The appetite of Fever is the hard filled period in the turbulent life of the west African nation of the larger Niger river area, as its people waited without the appetite for the nationhood the British had bequeath for them. The story veers from one long deception that made a whole generation of the people tasteless of the promise that wasn’t forthcoming, like they had been gullible to believe it would. It tells of their loss of faith in the dream, as they set a course for their descendants to do the same. They go about living their lives as they see fit, mindless of the collection of hurried up, un-enforced laws their actions had agreed to adhere to. As they prepared their children to take over the long wait, they prepare them for.
The rising temperature of Fever is the growth of the idea of a modern nationhood in the larger Niger river area of west Africa, against tough odds. The natives bloom in the presence of British colonialism. In the wilderness the people walked in amidst conflict, their dreams mixed up with those of their many different neighbours and they stayed fast. They belatedly discover they had wronged each other by ignoring these glaring contrasting differences. Greed and power cooked up a mixture and the real small people, with no significance to anyone but themselves, dissolve in the concoction of national stews not quite of their dreams.

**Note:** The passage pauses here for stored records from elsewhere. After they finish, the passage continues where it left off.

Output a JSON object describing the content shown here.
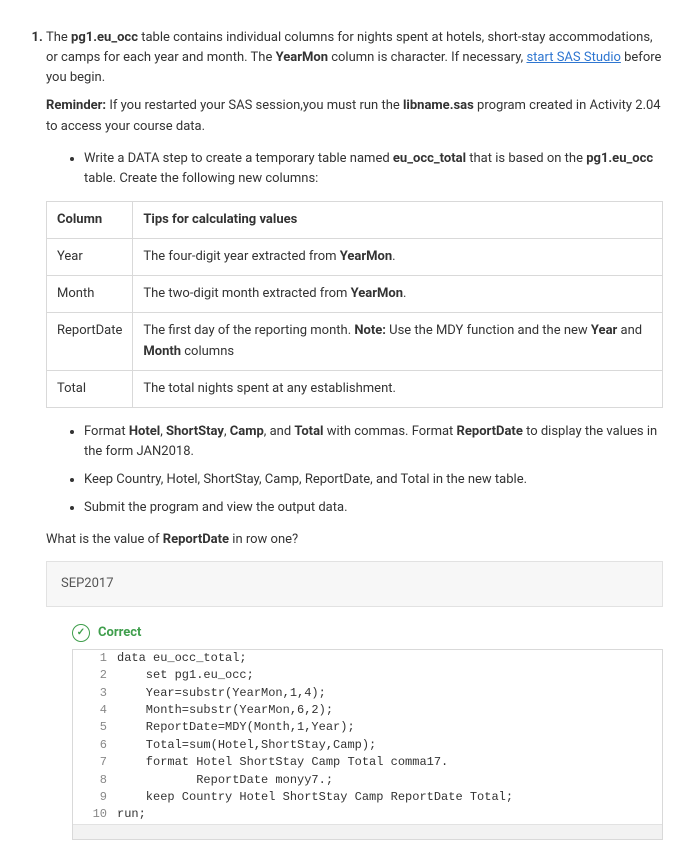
{
  "question_number": "1.",
  "intro": {
    "p1_pre": "The ",
    "p1_b1": "pg1.eu_occ",
    "p1_mid1": " table contains individual columns for nights spent at hotels, short-stay accommodations, or camps for each year and month. The ",
    "p1_b2": "YearMon",
    "p1_mid2": " column is character. If necessary, ",
    "p1_link": "start SAS Studio",
    "p1_post": " before you begin.",
    "rem_b": "Reminder:",
    "rem_mid1": " If you restarted your SAS session,you must run the ",
    "rem_b2": "libname.sas",
    "rem_post": " program created in Activity 2.04 to access your course data."
  },
  "bullet1": {
    "pre": "Write a DATA step to create a temporary table named ",
    "b1": "eu_occ_total",
    "mid": " that is based on the ",
    "b2": "pg1.eu_occ",
    "post": " table. Create the following new columns:"
  },
  "table": {
    "h1": "Column",
    "h2": "Tips for calculating values",
    "r1c1": "Year",
    "r1c2_pre": "The four-digit year extracted from ",
    "r1c2_b": "YearMon",
    "r1c2_post": ".",
    "r2c1": "Month",
    "r2c2_pre": "The two-digit month extracted from ",
    "r2c2_b": "YearMon",
    "r2c2_post": ".",
    "r3c1": "ReportDate",
    "r3c2_pre": "The first day of the reporting month. ",
    "r3c2_b1": "Note:",
    "r3c2_mid1": " Use the MDY function and the new ",
    "r3c2_b2": "Year",
    "r3c2_mid2": " and ",
    "r3c2_b3": "Month",
    "r3c2_post": " columns",
    "r4c1": "Total",
    "r4c2": "The total nights spent at any establishment."
  },
  "bullets_after": {
    "b1_pre": "Format ",
    "b1_h": "Hotel",
    "b1_s": ", ",
    "b1_ss": "ShortStay",
    "b1_c": "Camp",
    "b1_and": ", and ",
    "b1_t": "Total",
    "b1_mid": " with commas. Format ",
    "b1_rd": "ReportDate",
    "b1_post": " to display the values in the form JAN2018.",
    "b2": "Keep Country, Hotel, ShortStay, Camp, ReportDate, and Total in the new table.",
    "b3": "Submit the program and view the output data."
  },
  "question": {
    "pre": "What is the value of ",
    "b": "ReportDate",
    "post": " in row one?"
  },
  "answer": "SEP2017",
  "correct_label": "Correct",
  "code": [
    "data eu_occ_total;",
    "    set pg1.eu_occ;",
    "    Year=substr(YearMon,1,4);",
    "    Month=substr(YearMon,6,2);",
    "    ReportDate=MDY(Month,1,Year);",
    "    Total=sum(Hotel,ShortStay,Camp);",
    "    format Hotel ShortStay Camp Total comma17.",
    "           ReportDate monyy7.;",
    "    keep Country Hotel ShortStay Camp ReportDate Total;",
    "run;"
  ]
}
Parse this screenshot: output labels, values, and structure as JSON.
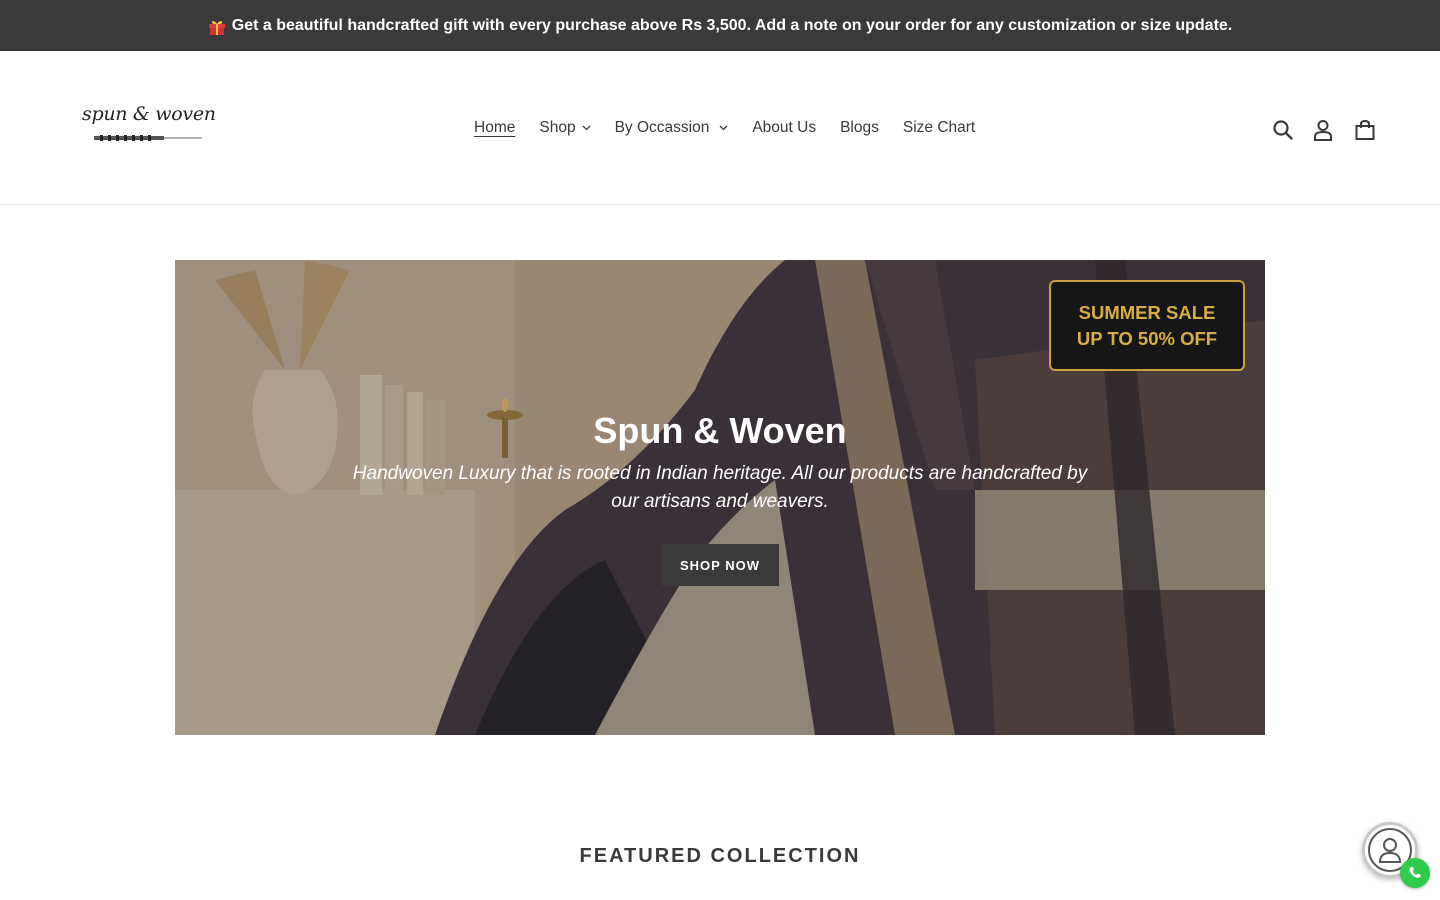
{
  "announcement": {
    "icon": "gift-icon",
    "text": "Get a beautiful handcrafted gift with every purchase above Rs 3,500. Add a note on your order for any customization or size update."
  },
  "header": {
    "logo_text": "spun & woven",
    "nav": [
      {
        "label": "Home",
        "active": true,
        "dropdown": false
      },
      {
        "label": "Shop",
        "active": false,
        "dropdown": true
      },
      {
        "label": "By Occassion",
        "active": false,
        "dropdown": true
      },
      {
        "label": "About Us",
        "active": false,
        "dropdown": false
      },
      {
        "label": "Blogs",
        "active": false,
        "dropdown": false
      },
      {
        "label": "Size Chart",
        "active": false,
        "dropdown": false
      }
    ],
    "icons": [
      "search-icon",
      "account-icon",
      "cart-icon"
    ]
  },
  "hero": {
    "badge_line1": "SUMMER SALE",
    "badge_line2": "UP TO 50% OFF",
    "title": "Spun & Woven",
    "subtitle": "Handwoven Luxury that is rooted in Indian heritage. All our products are handcrafted by our artisans and weavers.",
    "cta_label": "SHOP NOW"
  },
  "featured": {
    "heading": "FEATURED COLLECTION"
  },
  "colors": {
    "announcement_bg": "#3a3a3a",
    "text": "#3a3a3a",
    "badge_gold": "#d9ad45",
    "whatsapp_green": "#2ecc4a"
  }
}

The origin of Fever is in the birth of the idea of a modern nationhood, weaned off the diverse people of the larger Niger river area of west Africa by the British colonist. They were compelled into accepting the conditions they were merged with, in the enabling circumstances that led them at the time. The choice wasn’t theirs to make, though they have since chosen to be identified by it.